## Available records
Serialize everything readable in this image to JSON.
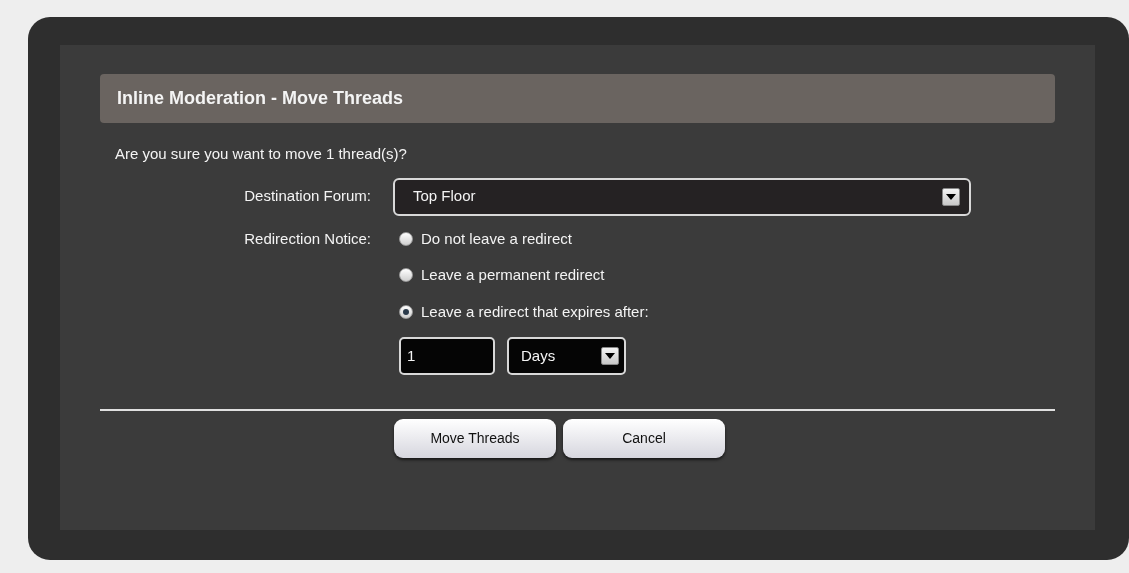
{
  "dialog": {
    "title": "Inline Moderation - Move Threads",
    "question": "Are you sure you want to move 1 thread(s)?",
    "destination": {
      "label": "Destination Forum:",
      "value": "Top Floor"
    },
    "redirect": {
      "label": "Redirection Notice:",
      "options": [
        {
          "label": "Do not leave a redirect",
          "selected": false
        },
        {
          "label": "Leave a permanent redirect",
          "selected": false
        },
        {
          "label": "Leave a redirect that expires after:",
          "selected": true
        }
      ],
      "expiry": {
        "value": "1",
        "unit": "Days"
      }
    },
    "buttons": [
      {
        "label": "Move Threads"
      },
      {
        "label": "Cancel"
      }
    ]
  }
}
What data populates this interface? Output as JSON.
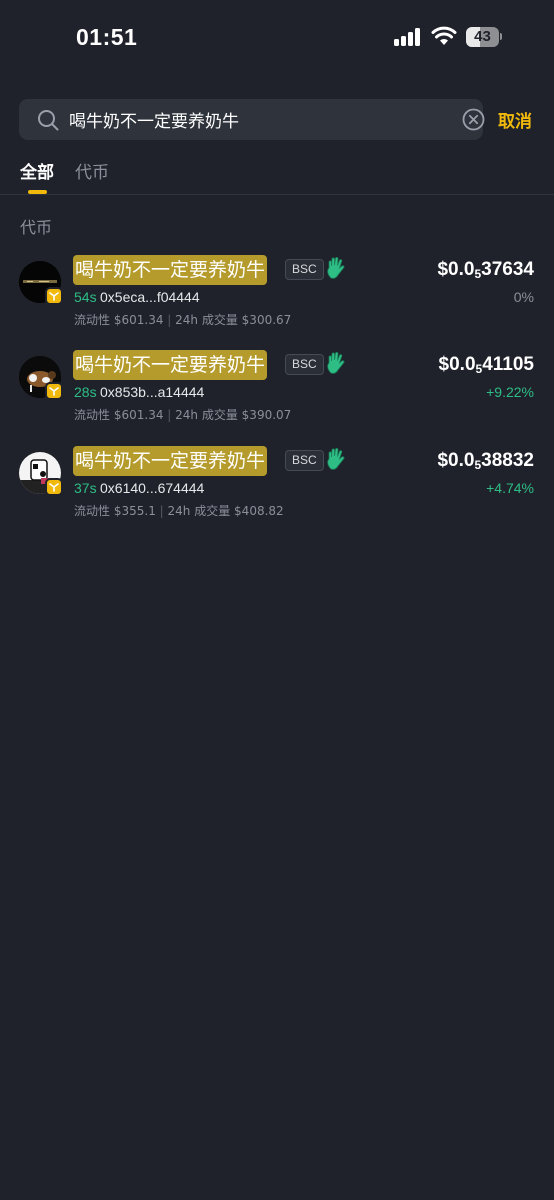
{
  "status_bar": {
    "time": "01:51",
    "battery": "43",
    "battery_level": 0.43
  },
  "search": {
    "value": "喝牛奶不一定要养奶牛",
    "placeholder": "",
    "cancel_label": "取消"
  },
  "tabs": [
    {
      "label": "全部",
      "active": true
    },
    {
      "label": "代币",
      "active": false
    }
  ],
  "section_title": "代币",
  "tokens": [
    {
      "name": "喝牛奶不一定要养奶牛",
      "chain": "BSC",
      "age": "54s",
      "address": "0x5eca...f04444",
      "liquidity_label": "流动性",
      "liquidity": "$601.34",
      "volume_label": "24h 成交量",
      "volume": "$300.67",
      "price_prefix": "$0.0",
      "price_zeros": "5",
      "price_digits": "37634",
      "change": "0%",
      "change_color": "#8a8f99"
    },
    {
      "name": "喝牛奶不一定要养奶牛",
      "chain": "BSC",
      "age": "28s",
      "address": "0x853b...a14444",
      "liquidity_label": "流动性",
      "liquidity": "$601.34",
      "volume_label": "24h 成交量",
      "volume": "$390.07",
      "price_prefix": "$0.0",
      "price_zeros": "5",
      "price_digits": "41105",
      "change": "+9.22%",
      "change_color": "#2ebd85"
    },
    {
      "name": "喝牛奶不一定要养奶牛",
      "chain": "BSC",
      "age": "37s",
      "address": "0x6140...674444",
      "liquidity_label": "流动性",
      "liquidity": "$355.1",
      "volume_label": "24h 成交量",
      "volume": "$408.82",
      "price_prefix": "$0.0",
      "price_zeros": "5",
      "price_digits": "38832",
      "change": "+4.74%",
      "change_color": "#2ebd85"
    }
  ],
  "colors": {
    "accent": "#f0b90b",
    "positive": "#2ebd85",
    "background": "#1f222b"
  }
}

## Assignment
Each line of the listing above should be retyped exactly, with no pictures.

## Response to the task
Serialize everything readable in this image to JSON.
{
  "dialog": {
    "title": "Inline Moderation - Move Threads",
    "question": "Are you sure you want to move 1 thread(s)?",
    "destination": {
      "label": "Destination Forum:",
      "value": "Top Floor"
    },
    "redirect": {
      "label": "Redirection Notice:",
      "options": [
        {
          "label": "Do not leave a redirect",
          "selected": false
        },
        {
          "label": "Leave a permanent redirect",
          "selected": false
        },
        {
          "label": "Leave a redirect that expires after:",
          "selected": true
        }
      ],
      "expiry": {
        "value": "1",
        "unit": "Days"
      }
    },
    "buttons": [
      {
        "label": "Move Threads"
      },
      {
        "label": "Cancel"
      }
    ]
  }
}
What data populates this interface? Output as JSON.
{
  "status_bar": {
    "time": "01:51",
    "battery": "43",
    "battery_level": 0.43
  },
  "search": {
    "value": "喝牛奶不一定要养奶牛",
    "placeholder": "",
    "cancel_label": "取消"
  },
  "tabs": [
    {
      "label": "全部",
      "active": true
    },
    {
      "label": "代币",
      "active": false
    }
  ],
  "section_title": "代币",
  "tokens": [
    {
      "name": "喝牛奶不一定要养奶牛",
      "chain": "BSC",
      "age": "54s",
      "address": "0x5eca...f04444",
      "liquidity_label": "流动性",
      "liquidity": "$601.34",
      "volume_label": "24h 成交量",
      "volume": "$300.67",
      "price_prefix": "$0.0",
      "price_zeros": "5",
      "price_digits": "37634",
      "change": "0%",
      "change_color": "#8a8f99"
    },
    {
      "name": "喝牛奶不一定要养奶牛",
      "chain": "BSC",
      "age": "28s",
      "address": "0x853b...a14444",
      "liquidity_label": "流动性",
      "liquidity": "$601.34",
      "volume_label": "24h 成交量",
      "volume": "$390.07",
      "price_prefix": "$0.0",
      "price_zeros": "5",
      "price_digits": "41105",
      "change": "+9.22%",
      "change_color": "#2ebd85"
    },
    {
      "name": "喝牛奶不一定要养奶牛",
      "chain": "BSC",
      "age": "37s",
      "address": "0x6140...674444",
      "liquidity_label": "流动性",
      "liquidity": "$355.1",
      "volume_label": "24h 成交量",
      "volume": "$408.82",
      "price_prefix": "$0.0",
      "price_zeros": "5",
      "price_digits": "38832",
      "change": "+4.74%",
      "change_color": "#2ebd85"
    }
  ],
  "colors": {
    "accent": "#f0b90b",
    "positive": "#2ebd85",
    "background": "#1f222b"
  }
}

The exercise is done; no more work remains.